» Exercise objective: Determine how many of the lines below hold the word "carotene". Give the number and nothing else.

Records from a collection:
++++
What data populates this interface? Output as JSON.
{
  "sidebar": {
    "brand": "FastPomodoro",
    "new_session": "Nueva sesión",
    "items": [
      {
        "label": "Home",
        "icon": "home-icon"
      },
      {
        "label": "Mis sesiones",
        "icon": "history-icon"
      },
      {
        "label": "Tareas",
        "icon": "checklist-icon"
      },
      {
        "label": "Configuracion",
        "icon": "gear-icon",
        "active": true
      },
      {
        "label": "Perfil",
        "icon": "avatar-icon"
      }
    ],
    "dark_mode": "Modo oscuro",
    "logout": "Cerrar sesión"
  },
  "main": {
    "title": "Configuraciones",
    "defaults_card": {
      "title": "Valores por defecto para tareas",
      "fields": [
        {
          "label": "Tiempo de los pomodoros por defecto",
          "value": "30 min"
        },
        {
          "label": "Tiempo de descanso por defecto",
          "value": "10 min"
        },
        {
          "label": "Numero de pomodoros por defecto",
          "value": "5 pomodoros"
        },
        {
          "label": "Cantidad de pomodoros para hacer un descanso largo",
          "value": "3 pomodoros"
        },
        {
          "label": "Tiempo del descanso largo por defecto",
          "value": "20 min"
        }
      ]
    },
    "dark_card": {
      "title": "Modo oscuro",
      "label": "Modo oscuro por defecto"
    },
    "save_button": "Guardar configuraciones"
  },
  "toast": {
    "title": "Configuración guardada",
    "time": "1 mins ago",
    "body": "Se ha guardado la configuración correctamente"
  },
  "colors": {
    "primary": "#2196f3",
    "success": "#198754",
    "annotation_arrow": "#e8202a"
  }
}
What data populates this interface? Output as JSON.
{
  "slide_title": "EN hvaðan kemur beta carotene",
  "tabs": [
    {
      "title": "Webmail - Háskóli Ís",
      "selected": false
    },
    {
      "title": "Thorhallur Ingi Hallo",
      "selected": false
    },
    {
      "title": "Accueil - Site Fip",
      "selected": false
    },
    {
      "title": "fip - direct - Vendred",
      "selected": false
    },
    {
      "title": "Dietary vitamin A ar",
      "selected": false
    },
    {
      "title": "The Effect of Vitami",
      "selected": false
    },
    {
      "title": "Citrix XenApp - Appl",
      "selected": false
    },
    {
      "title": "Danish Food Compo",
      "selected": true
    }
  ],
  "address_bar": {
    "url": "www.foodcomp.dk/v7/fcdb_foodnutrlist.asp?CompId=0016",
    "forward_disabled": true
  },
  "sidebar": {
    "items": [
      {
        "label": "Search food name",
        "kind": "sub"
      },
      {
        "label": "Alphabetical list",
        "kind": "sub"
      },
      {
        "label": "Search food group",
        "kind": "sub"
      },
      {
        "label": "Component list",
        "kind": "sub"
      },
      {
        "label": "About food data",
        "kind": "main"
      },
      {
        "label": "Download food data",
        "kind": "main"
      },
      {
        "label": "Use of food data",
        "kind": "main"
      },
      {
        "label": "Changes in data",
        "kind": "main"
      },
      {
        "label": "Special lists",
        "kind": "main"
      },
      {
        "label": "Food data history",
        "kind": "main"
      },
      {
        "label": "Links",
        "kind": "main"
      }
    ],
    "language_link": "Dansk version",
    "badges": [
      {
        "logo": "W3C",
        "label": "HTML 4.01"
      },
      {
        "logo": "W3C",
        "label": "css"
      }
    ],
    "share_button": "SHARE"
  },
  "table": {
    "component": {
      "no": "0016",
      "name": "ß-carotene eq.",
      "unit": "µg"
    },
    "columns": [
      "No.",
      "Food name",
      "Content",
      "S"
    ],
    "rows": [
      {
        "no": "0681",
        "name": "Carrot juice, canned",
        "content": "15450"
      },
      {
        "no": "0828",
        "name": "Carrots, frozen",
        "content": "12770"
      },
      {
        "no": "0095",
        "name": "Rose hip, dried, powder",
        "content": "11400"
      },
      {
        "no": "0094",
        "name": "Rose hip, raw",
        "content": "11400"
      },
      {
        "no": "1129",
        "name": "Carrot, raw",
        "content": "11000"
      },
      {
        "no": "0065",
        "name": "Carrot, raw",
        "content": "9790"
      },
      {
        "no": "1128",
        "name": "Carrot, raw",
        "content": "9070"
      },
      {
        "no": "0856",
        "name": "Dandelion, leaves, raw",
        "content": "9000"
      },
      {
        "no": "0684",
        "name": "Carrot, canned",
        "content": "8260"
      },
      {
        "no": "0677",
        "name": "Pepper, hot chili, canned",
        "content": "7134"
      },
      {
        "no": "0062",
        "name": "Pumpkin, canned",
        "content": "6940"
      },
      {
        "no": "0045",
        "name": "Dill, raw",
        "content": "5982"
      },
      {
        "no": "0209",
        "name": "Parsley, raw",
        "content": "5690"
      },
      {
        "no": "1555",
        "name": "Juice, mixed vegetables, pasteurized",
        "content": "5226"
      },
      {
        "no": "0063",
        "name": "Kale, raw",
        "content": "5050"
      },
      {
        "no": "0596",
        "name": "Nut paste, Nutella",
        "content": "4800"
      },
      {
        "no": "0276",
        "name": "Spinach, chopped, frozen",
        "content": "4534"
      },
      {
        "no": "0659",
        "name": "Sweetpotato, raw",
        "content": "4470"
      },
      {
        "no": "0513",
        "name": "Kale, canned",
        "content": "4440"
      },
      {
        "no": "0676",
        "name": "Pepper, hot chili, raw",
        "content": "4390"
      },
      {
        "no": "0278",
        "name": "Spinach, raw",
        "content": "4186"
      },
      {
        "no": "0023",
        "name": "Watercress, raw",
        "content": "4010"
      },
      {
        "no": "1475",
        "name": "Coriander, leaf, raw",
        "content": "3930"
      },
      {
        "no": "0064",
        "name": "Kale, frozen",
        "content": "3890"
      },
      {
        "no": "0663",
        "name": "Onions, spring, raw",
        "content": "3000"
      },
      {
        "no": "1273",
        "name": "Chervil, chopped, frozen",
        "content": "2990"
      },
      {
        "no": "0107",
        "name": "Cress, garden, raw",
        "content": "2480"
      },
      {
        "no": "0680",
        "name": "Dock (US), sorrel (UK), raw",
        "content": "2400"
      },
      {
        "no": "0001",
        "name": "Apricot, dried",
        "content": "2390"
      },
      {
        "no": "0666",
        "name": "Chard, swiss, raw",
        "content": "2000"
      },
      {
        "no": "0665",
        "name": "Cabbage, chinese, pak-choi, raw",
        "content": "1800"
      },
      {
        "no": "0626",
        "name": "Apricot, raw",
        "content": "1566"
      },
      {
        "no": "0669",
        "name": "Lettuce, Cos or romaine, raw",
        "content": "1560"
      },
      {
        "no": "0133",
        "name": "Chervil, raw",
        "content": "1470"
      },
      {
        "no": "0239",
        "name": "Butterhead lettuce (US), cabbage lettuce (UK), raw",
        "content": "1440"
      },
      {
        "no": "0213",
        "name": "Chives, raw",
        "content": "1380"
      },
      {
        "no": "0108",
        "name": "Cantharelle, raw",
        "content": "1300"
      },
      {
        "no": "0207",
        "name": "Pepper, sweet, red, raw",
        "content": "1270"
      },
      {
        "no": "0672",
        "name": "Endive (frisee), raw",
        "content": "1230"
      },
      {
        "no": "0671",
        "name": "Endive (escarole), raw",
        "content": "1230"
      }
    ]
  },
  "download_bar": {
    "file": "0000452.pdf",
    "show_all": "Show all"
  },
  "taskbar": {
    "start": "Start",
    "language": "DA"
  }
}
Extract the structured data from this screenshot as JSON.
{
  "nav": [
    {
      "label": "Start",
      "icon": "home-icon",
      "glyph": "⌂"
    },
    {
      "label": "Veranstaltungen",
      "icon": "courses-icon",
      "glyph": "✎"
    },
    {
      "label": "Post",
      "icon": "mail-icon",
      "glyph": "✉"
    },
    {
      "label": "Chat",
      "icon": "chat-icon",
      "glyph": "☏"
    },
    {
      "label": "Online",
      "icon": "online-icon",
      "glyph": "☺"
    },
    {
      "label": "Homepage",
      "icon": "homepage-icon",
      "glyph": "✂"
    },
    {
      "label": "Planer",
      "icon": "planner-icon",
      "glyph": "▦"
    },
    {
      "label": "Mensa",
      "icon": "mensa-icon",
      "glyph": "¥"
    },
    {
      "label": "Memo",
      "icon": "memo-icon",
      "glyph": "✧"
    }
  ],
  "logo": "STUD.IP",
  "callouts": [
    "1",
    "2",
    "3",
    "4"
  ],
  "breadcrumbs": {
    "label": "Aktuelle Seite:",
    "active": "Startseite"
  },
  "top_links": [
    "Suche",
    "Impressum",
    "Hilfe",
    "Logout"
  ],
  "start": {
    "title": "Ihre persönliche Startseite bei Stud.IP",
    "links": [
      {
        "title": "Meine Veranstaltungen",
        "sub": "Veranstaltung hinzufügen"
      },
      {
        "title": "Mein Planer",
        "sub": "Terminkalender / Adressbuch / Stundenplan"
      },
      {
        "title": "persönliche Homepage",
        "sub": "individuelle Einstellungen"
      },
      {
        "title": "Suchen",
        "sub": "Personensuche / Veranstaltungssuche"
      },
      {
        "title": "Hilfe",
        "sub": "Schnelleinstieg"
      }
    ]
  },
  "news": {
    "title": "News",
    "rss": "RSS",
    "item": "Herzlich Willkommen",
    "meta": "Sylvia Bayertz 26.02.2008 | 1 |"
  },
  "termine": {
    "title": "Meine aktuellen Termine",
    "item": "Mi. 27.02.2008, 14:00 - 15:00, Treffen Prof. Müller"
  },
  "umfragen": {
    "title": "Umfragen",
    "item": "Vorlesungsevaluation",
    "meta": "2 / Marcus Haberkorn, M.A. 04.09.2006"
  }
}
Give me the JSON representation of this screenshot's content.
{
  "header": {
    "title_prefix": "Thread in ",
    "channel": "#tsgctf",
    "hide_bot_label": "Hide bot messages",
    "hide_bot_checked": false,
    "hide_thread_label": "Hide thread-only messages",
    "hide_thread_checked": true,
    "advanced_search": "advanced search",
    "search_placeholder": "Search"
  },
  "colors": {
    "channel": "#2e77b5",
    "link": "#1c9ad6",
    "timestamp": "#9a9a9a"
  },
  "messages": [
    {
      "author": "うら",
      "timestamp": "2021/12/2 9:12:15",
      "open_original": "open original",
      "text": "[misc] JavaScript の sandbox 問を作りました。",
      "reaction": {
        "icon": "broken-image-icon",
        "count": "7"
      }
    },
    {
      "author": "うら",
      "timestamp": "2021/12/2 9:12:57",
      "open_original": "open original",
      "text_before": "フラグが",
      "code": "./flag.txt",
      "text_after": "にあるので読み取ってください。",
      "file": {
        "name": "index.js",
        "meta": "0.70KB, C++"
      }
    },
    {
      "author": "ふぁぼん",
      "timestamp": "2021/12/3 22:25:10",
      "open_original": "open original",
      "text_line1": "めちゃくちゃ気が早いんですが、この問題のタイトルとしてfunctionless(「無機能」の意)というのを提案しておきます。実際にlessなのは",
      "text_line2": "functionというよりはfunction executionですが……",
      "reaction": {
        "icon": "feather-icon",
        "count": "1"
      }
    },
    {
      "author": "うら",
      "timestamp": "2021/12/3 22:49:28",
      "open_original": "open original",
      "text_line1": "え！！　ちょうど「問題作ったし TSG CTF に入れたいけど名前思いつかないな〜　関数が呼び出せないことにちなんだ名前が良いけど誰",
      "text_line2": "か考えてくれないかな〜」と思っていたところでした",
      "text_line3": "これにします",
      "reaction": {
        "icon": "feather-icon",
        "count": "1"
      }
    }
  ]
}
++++
» Answer area: 2